Quite a bit of back-and-forth over the new MS and lack of discussion over force structure/resource allocation. Not the first time this has been confronted though and the following paragraph, drawn from a 1954 article in Proceedings by Samuel P. Huntington may be particularly germane to the current discussion:
"A second element of a military service is the resources, human and material, which are required to implement its strategic concept. To secure these resources it is necessary for society to forego the alternative uses to which these resources might be put and to acquiesce in their allocation to the military service. Thus, the resources which a service is able to obtain in a democratic society are a function of the public support of that service. The service has the responsibility to develop this necessary support, and it can only do this if it possesses a strategic concept which clearly formulates its relationship to the national security. Hence this second element of public support is, in the long run, dependent upon the strategic concept of the service. If a service does not possess a well-defined strategic concept, the public and the political leaders will be confused as to the role of the service, uncertain as to the necessity of its existence, and apathetic or hostile to the claims made by the service upon the resources of society."
Here is the full article.

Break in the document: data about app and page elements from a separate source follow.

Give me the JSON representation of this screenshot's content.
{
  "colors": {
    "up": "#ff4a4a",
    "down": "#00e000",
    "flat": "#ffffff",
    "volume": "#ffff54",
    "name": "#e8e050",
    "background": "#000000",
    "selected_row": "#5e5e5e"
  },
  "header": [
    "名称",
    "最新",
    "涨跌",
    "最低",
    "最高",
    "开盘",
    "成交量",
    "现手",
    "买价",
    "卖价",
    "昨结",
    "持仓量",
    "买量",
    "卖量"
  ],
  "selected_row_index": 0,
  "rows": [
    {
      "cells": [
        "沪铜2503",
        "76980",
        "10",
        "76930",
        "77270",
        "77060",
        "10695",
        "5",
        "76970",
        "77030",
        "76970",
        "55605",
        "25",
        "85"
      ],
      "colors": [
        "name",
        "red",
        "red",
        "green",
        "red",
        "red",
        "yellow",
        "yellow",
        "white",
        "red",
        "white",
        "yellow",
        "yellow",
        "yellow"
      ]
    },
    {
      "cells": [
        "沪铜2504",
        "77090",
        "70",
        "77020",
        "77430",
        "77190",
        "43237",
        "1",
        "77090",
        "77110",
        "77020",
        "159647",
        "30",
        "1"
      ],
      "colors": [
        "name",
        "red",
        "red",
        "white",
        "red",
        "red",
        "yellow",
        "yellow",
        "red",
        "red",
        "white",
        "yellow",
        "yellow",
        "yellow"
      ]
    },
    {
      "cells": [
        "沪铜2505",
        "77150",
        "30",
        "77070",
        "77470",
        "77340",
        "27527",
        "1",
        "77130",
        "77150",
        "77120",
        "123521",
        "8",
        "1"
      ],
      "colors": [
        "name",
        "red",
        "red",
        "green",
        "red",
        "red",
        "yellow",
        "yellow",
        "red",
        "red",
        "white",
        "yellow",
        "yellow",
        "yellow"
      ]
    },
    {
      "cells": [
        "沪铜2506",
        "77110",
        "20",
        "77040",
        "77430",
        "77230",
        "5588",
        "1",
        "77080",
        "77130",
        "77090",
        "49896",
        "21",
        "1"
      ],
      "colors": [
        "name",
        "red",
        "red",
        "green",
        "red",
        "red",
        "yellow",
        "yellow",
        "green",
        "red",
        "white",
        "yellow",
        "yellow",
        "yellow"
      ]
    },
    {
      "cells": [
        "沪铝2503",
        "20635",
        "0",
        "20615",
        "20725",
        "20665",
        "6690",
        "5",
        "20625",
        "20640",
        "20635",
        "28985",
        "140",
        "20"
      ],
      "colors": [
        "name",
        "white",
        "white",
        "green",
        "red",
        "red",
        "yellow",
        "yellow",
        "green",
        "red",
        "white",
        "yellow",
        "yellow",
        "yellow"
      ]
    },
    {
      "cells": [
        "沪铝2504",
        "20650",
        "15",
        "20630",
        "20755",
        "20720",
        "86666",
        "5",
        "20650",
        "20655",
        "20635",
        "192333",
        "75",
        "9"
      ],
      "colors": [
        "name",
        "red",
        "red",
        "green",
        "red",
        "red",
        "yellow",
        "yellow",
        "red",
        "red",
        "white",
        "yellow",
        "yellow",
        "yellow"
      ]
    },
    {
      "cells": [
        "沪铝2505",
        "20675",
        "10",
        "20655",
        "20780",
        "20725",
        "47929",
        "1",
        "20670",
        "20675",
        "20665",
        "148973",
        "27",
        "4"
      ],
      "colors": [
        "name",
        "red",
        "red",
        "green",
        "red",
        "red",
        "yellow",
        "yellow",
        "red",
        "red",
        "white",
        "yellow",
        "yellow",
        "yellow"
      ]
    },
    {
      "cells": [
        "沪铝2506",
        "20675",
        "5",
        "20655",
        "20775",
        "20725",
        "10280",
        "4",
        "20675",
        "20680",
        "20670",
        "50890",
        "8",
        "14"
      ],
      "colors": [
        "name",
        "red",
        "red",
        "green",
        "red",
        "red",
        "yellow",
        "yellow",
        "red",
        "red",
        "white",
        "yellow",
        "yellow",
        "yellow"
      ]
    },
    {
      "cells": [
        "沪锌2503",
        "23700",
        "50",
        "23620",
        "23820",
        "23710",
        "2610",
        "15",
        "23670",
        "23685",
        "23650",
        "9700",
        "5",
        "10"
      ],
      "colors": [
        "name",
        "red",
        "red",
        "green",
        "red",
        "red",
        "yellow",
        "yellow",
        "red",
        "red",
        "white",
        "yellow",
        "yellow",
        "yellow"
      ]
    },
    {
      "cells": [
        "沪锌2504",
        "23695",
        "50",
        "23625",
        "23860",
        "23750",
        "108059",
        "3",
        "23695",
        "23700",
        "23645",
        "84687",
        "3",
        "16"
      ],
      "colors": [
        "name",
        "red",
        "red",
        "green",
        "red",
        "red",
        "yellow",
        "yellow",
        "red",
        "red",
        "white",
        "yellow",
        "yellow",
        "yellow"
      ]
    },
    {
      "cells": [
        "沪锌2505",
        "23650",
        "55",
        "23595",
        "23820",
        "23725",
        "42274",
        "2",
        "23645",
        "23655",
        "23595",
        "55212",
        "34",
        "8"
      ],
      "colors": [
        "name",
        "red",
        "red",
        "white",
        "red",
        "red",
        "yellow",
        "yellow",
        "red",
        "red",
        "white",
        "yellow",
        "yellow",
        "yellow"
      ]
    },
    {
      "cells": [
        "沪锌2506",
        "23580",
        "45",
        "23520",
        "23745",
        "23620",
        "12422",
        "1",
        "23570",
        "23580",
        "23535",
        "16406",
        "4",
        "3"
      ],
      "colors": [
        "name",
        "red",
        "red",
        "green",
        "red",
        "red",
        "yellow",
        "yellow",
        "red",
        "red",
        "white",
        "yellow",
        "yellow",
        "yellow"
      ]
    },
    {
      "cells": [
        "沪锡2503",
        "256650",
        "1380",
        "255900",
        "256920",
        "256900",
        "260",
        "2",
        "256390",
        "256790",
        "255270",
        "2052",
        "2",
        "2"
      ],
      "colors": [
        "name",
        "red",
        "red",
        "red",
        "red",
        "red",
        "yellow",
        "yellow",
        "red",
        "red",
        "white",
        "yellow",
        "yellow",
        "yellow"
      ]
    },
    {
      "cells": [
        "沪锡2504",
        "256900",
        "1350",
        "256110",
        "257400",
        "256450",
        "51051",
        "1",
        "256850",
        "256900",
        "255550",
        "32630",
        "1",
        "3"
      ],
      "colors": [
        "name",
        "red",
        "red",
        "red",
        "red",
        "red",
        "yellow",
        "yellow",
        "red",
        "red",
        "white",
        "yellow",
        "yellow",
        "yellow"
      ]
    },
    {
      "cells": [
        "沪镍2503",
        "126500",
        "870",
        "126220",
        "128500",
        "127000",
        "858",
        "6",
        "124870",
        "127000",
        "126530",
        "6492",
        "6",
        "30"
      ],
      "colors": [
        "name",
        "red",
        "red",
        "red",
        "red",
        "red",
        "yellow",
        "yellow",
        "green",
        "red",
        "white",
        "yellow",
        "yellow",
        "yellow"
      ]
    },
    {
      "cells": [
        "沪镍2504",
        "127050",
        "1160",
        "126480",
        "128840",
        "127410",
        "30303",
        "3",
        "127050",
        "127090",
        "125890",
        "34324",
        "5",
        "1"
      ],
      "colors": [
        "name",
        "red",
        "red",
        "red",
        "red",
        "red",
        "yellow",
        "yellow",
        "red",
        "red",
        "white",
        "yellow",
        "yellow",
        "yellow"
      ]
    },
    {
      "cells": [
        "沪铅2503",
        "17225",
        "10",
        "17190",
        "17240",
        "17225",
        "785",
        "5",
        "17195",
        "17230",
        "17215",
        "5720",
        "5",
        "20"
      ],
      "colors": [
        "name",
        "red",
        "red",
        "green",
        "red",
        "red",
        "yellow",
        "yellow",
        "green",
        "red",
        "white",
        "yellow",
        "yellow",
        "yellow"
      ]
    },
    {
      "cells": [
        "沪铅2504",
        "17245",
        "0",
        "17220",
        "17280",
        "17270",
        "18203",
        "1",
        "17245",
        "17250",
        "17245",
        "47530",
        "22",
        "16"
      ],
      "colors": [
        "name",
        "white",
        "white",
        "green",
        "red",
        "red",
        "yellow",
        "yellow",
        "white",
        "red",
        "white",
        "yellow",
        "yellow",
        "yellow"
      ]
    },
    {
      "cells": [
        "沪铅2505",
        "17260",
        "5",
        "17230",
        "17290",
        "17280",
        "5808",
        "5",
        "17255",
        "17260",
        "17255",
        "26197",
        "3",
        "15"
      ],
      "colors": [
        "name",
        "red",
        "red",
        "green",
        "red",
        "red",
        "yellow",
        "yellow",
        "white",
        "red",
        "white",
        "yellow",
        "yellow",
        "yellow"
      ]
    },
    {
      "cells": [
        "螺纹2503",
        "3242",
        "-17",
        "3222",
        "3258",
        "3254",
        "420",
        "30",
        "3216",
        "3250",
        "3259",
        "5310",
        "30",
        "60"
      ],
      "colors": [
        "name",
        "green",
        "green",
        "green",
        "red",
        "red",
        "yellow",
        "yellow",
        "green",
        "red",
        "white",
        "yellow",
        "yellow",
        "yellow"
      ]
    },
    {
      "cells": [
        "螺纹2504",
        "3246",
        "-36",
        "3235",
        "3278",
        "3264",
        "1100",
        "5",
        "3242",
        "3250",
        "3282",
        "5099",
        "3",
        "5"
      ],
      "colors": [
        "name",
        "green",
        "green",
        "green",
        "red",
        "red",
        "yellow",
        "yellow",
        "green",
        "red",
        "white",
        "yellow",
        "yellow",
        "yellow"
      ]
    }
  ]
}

Of note is that it was written during a period where the Navy found itself facing new missions and challenges abroad while competing for scarce resources at home and this, a scant five years after the cancellation of the USS United States and subsequent "Revolt of the Admirals."